Mazatlan is in it for the long-run and has taken steps to insure the safety of cruise passengers too. A 20-foot security wall supplemented by a guard tower overlooking operations insures passenger safety but a new 1300 foot pier that can accommodate up to four ships sits empty. When we visited the port, a lone cargo ship occupied the facility while workers continued an ongoing remodeling and construction project nearby.

The port boasted over 200 ship visits last year which quickly went down to about 30 this year after highly-publicized crime events chased cruise lines away. The port authority anticipates about a dozen calls next year.

But things are looking up for Mazatlan with Princess Cruises recently announcing a return in 2012 and other lines expected to follow. That’s good news to local merchants and service providers who rely heavily on tourism income and look forward to sharing a year-round calendar of events that includes international sporting tournaments, culinary fairs, eclectic cultural festivals and holiday celebrations.

The Quiksilver Surf Clásico Mazatlán is an international surf, music and fashion festival that happens in June. Mazatlán’s International Bike Week 2011 is an annual spring event when more than 15,000 Motorcycle fans gear up for five days of high-octane fun and adventure. Since Mazatlan is recognized worldwide as a first-class fishing destination, the Marina Mazatlán Fishing Tournament draws top anglers from around the world.

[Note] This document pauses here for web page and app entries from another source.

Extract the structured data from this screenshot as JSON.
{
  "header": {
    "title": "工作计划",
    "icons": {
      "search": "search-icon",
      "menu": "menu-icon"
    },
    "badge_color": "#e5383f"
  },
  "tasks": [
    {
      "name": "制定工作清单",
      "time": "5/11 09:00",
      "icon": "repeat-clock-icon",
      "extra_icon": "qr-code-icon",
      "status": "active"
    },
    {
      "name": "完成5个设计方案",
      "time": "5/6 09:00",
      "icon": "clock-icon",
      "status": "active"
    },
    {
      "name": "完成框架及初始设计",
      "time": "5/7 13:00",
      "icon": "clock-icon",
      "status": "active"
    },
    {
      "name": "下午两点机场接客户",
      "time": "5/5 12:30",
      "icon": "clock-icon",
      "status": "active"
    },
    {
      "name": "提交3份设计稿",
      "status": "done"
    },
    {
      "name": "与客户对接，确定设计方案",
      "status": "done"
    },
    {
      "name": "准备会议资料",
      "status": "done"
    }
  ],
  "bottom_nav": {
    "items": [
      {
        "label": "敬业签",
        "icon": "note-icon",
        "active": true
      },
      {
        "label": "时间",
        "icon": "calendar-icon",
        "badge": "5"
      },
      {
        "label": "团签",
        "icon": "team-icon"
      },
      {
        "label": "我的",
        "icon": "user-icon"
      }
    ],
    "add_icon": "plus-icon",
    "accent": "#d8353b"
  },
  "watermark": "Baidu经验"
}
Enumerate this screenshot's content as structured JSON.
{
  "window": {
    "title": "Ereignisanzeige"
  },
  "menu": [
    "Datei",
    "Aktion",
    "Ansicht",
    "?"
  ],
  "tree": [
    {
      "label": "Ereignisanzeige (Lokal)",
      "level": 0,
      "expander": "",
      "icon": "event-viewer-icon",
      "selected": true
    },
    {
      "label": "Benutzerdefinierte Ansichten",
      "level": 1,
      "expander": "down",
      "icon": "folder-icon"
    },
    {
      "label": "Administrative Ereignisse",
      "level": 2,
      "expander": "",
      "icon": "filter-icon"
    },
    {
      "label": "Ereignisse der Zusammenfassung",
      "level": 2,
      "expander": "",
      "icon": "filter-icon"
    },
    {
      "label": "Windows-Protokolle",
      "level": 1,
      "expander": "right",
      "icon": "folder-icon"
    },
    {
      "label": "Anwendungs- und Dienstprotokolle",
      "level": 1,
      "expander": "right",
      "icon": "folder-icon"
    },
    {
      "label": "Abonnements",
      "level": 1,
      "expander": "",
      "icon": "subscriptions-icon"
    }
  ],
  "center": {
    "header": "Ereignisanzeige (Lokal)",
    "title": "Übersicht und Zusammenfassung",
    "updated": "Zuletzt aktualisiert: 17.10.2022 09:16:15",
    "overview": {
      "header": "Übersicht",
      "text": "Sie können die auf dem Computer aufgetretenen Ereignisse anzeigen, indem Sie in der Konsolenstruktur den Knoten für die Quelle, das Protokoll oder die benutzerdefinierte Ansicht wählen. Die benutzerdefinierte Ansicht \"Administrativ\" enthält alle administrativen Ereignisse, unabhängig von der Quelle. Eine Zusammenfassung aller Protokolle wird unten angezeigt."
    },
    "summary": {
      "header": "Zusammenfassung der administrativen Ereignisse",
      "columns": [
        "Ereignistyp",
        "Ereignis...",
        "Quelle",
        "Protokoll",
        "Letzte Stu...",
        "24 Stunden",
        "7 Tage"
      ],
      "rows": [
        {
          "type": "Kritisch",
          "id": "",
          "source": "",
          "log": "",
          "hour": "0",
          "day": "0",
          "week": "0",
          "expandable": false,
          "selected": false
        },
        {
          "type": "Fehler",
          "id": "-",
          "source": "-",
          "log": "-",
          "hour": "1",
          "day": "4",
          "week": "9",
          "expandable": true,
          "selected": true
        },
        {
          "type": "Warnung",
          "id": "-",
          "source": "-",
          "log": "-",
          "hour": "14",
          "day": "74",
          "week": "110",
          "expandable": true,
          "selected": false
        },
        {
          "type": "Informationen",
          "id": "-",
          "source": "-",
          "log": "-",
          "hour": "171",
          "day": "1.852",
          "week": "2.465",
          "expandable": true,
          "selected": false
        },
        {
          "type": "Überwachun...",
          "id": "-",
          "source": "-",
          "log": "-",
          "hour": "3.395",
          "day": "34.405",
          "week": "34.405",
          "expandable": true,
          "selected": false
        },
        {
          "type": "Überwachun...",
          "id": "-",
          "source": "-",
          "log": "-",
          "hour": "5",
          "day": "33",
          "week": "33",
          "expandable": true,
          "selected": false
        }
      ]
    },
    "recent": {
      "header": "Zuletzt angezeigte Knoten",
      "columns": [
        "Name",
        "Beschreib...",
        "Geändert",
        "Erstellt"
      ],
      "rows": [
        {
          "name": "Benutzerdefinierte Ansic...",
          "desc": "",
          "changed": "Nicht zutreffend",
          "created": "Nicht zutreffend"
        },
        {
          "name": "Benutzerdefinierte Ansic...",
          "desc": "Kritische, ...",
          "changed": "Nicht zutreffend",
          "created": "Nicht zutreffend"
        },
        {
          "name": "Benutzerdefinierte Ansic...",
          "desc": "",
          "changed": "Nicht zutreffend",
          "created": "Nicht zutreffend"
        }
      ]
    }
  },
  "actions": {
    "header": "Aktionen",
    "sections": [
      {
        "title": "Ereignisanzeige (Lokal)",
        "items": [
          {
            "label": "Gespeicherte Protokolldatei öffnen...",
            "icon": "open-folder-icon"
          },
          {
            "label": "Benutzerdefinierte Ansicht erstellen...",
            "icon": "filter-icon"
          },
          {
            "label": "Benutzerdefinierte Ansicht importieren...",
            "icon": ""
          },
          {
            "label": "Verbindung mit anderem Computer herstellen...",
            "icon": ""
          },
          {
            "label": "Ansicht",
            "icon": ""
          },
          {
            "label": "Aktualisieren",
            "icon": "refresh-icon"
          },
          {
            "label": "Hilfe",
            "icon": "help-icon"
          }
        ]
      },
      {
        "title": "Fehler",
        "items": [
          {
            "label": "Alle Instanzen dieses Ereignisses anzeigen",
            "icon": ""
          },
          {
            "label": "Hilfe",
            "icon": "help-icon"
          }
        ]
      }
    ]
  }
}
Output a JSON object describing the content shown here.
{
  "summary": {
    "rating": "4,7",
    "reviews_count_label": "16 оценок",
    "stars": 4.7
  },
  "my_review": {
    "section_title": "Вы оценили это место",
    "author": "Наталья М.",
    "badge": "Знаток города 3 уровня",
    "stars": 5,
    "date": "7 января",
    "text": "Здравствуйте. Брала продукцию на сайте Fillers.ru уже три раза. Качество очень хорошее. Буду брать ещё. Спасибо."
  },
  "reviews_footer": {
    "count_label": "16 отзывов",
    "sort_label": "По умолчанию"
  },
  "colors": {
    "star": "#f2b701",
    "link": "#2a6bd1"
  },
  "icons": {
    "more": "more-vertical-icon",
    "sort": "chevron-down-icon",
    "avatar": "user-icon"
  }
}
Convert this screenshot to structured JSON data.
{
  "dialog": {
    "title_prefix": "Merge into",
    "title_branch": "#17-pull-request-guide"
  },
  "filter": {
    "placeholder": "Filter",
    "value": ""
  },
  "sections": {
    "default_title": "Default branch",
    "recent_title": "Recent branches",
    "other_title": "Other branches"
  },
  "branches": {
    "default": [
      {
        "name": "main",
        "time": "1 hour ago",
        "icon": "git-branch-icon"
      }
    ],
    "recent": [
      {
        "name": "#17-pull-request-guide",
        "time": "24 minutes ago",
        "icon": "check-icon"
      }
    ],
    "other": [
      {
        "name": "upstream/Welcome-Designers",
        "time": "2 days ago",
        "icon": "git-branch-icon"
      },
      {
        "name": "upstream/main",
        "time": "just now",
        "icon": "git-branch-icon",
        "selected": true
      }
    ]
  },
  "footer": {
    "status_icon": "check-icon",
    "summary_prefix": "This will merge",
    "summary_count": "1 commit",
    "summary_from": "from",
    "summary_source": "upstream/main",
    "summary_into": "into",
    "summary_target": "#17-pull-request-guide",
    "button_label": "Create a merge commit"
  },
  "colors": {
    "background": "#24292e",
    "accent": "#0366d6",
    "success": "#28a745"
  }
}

  Mazatlan has a lot to offer visitors coming by land, sea or air. Surely, travelers looking for trouble can find it anyplace on the planet. But in Mazatlan, they’re going to have to look pretty hard.

Photos/video: Chris Owen

Photo of the Day (10.31.10)

Happy Halloween! Er, should I make that Happy Day of the Dead? Believe it or not, America isn’t the only country that likes to celebrate spooky holidays. In Mexico and some parts of Latin America, November 2nd is the chosen day to remember and celebrate the lives of deceased ancestors. Though one might think a holiday about death would be a somber affair, it’s usually not. Much like Halloween, family and friends get together to laugh, eat some good food and pay tribute to those who have passed. The jolly skeletons captured here by Flickr user borderfilms (Doug) in Chiapas, Mexico are a common Day of the Dead decorating theme.

Taken any great photos during your travels? Why not add them to the Gadling group on Flickr? We might just pick one of yours as our Photo of the Day.